Eventually, he and the crew worked to develop a system where, when he wasn’t able to record his lines beforehand, one of the assistant directors would read the written voiceover from off-camera, trading off for each new episode. That process brought some of those crew members into Joe’s psychology that other circumstances wouldn’t have allowed.
“It became this thing where I needed it just for the timing and we all would laugh. Cedric [Vara] would read it in a very particular manner that was so dislike my own and could threaten at all times to like totally ruin the vibe. He’d be saying something really twisted, but his voice was like he was ordering a ham sandwich. But it required something of Cedric that he’d never had to do. It was very troubling for him sometimes the things he had to say,” Badgley said.
That disembodied voice wasn’t the only thing that made for an unconventional shooting process. Silence could be just as jarring.
“Some days I would go to work and have no lines, I’d maybe act with nobody. I would be looking at X’s of tape on a C-stand or a wall,” Badgley said. “I remember when ‘Avatar’ came out, the way that many of the cast members would say that it was kind of like black box theater because nothing was there. And I kinda had that experience with Joe a bit and I didn’t anticipate that either. A lot of these things about this role I didn’t anticipate and was really able to enjoy. It was a certain kind of workshop unto itself.”
One other trick was making sure, when playing with both sides of the tonal balance, the show didn’t tip over into a rosy filter for all of Joe’s actions.
“A ton of credit goes to Lee Toland Krieger, who directed the first episode, who really knew exactly what he was trying to say with each shot.
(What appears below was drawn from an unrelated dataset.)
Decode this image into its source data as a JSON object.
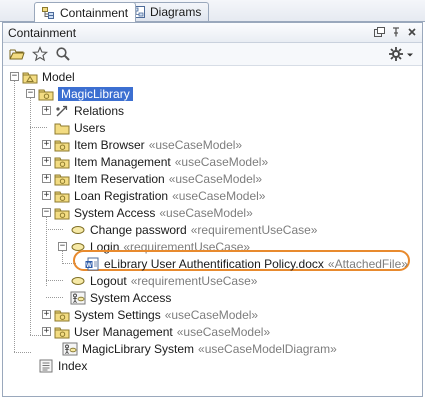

I mean, we are self-consciously using the tropes of romance, but I don’t think we are saying that [Joe] is a romantic lead. He is very much the opposite of a romantic lead in his behavior. We spent no time trying to justify what he’s doing is correct. Our only job is to justify what he’s doing is honest for the character as part of exploring why he is who he is,” Gamble said.
Subverting those expectations also meant frontloading the story, powering through as much story as the book provides. Luckily, Gamble had experience working on shows that wasted no time plunging viewers into uncharted waters.
“It’s a lesson I learned making ‘The Magicians’ in Season 1. John McNamara had one of those crazy, alternate-universe kind of ideas and he was like, ‘Let’s do it as Episode 4 because it’s so much earlier than anyone would ever expect it.’ There was a very intense conversation about it because it’s not ‘how things are done.’ But what I learned coming out of that was from then on we had so much freedom to say an episode is what we want it to be. This is a very, very different show in tone and structure, but I wanted to find a place early to kind of put our mark and say this show can go in directions you might not expect,” Gamble said.
With just a sliver of the show aired, both Gamble and Badgley explained that for anyone unsure of how to feel about the way the show is portraying (or inhabiting) Joe as a protagonist, there’s plenty more season to come.
“Is it responsible ultimately? I’m really excited to see the response to the show because I do believe that almost against all odds, it is. But you have to see the whole season. And this is where I think people may struggle, fine. Others may not. Maybe it’s more concerning when people don’t struggle,” Badgley said. “I think it’s interesting that this show is just coming out now of all times and, and that a character like Joe was going to demand people’s attention. Having gone through the whole experience. I’m stoked to see what do people think.”
“You” airs Sunday nights at 10 p.m. ET on Lifetime.